_Work required_.
Output the records exactly as they appear, with no pictures included.

(Data extracted from a collection)
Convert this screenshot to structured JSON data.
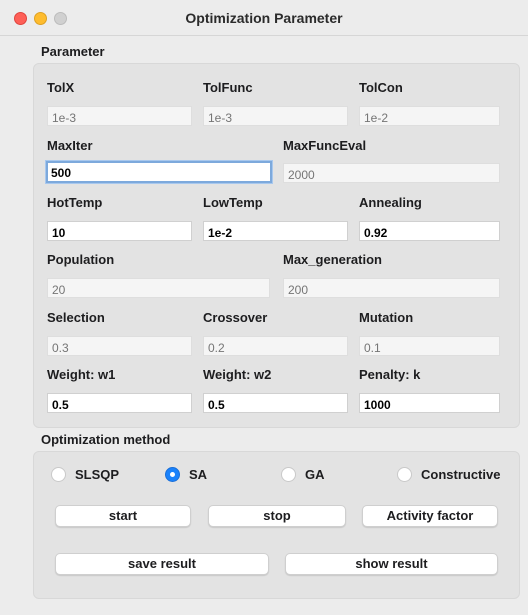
{
  "window": {
    "title": "Optimization Parameter"
  },
  "parameter_group": {
    "title": "Parameter",
    "fields": {
      "tolx": {
        "label": "TolX",
        "value": "",
        "placeholder": "1e-3"
      },
      "tolfunc": {
        "label": "TolFunc",
        "value": "",
        "placeholder": "1e-3"
      },
      "tolcon": {
        "label": "TolCon",
        "value": "",
        "placeholder": "1e-2"
      },
      "maxiter": {
        "label": "MaxIter",
        "value": "500",
        "placeholder": ""
      },
      "maxfunceval": {
        "label": "MaxFuncEval",
        "value": "",
        "placeholder": "2000"
      },
      "hottemp": {
        "label": "HotTemp",
        "value": "10",
        "placeholder": ""
      },
      "lowtemp": {
        "label": "LowTemp",
        "value": "1e-2",
        "placeholder": ""
      },
      "annealing": {
        "label": "Annealing",
        "value": "0.92",
        "placeholder": ""
      },
      "population": {
        "label": "Population",
        "value": "",
        "placeholder": "20"
      },
      "max_generation": {
        "label": "Max_generation",
        "value": "",
        "placeholder": "200"
      },
      "selection": {
        "label": "Selection",
        "value": "",
        "placeholder": "0.3"
      },
      "crossover": {
        "label": "Crossover",
        "value": "",
        "placeholder": "0.2"
      },
      "mutation": {
        "label": "Mutation",
        "value": "",
        "placeholder": "0.1"
      },
      "weight_w1": {
        "label": "Weight: w1",
        "value": "0.5",
        "placeholder": ""
      },
      "weight_w2": {
        "label": "Weight: w2",
        "value": "0.5",
        "placeholder": ""
      },
      "penalty_k": {
        "label": "Penalty: k",
        "value": "1000",
        "placeholder": ""
      }
    }
  },
  "method_group": {
    "title": "Optimization method",
    "options": {
      "slsqp": {
        "label": "SLSQP",
        "selected": false
      },
      "sa": {
        "label": "SA",
        "selected": true
      },
      "ga": {
        "label": "GA",
        "selected": false
      },
      "constructive": {
        "label": "Constructive",
        "selected": false
      }
    },
    "buttons": {
      "start": "start",
      "stop": "stop",
      "activity_factor": "Activity factor",
      "save_result": "save result",
      "show_result": "show result"
    }
  },
  "colors": {
    "accent": "#1a82fb",
    "focus_ring": "#7da9dc",
    "close": "#fe5f57",
    "minimize": "#febc2e"
  }
}
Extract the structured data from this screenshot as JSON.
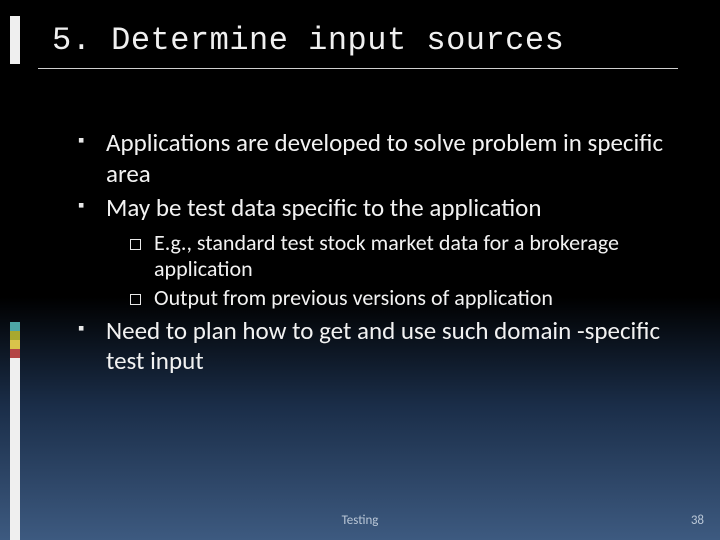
{
  "title": "5. Determine input sources",
  "bullets": [
    {
      "text": "Applications are developed to solve problem in specific area"
    },
    {
      "text": "May be test data specific to the application",
      "sub": [
        "E.g., standard test stock market data for a brokerage application",
        "Output from previous versions of application"
      ]
    },
    {
      "text": "Need to plan how to get and use such domain -specific test input"
    }
  ],
  "footer": {
    "label": "Testing",
    "page": "38"
  }
}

_Task solution_.
Convert this screenshot to structured JSON data.
{
  "window": {
    "title": "Optimization Parameter"
  },
  "parameter_group": {
    "title": "Parameter",
    "fields": {
      "tolx": {
        "label": "TolX",
        "value": "",
        "placeholder": "1e-3"
      },
      "tolfunc": {
        "label": "TolFunc",
        "value": "",
        "placeholder": "1e-3"
      },
      "tolcon": {
        "label": "TolCon",
        "value": "",
        "placeholder": "1e-2"
      },
      "maxiter": {
        "label": "MaxIter",
        "value": "500",
        "placeholder": ""
      },
      "maxfunceval": {
        "label": "MaxFuncEval",
        "value": "",
        "placeholder": "2000"
      },
      "hottemp": {
        "label": "HotTemp",
        "value": "10",
        "placeholder": ""
      },
      "lowtemp": {
        "label": "LowTemp",
        "value": "1e-2",
        "placeholder": ""
      },
      "annealing": {
        "label": "Annealing",
        "value": "0.92",
        "placeholder": ""
      },
      "population": {
        "label": "Population",
        "value": "",
        "placeholder": "20"
      },
      "max_generation": {
        "label": "Max_generation",
        "value": "",
        "placeholder": "200"
      },
      "selection": {
        "label": "Selection",
        "value": "",
        "placeholder": "0.3"
      },
      "crossover": {
        "label": "Crossover",
        "value": "",
        "placeholder": "0.2"
      },
      "mutation": {
        "label": "Mutation",
        "value": "",
        "placeholder": "0.1"
      },
      "weight_w1": {
        "label": "Weight: w1",
        "value": "0.5",
        "placeholder": ""
      },
      "weight_w2": {
        "label": "Weight: w2",
        "value": "0.5",
        "placeholder": ""
      },
      "penalty_k": {
        "label": "Penalty: k",
        "value": "1000",
        "placeholder": ""
      }
    }
  },
  "method_group": {
    "title": "Optimization method",
    "options": {
      "slsqp": {
        "label": "SLSQP",
        "selected": false
      },
      "sa": {
        "label": "SA",
        "selected": true
      },
      "ga": {
        "label": "GA",
        "selected": false
      },
      "constructive": {
        "label": "Constructive",
        "selected": false
      }
    },
    "buttons": {
      "start": "start",
      "stop": "stop",
      "activity_factor": "Activity factor",
      "save_result": "save result",
      "show_result": "show result"
    }
  },
  "colors": {
    "accent": "#1a82fb",
    "focus_ring": "#7da9dc",
    "close": "#fe5f57",
    "minimize": "#febc2e"
  }
}
Extract the structured data from this screenshot as JSON.
{
  "title": "5. Determine input sources",
  "bullets": [
    {
      "text": "Applications are developed to solve problem in specific area"
    },
    {
      "text": "May be test data specific to the application",
      "sub": [
        "E.g., standard test stock market data for a brokerage application",
        "Output from previous versions of application"
      ]
    },
    {
      "text": "Need to plan how to get and use such domain -specific test input"
    }
  ],
  "footer": {
    "label": "Testing",
    "page": "38"
  }
}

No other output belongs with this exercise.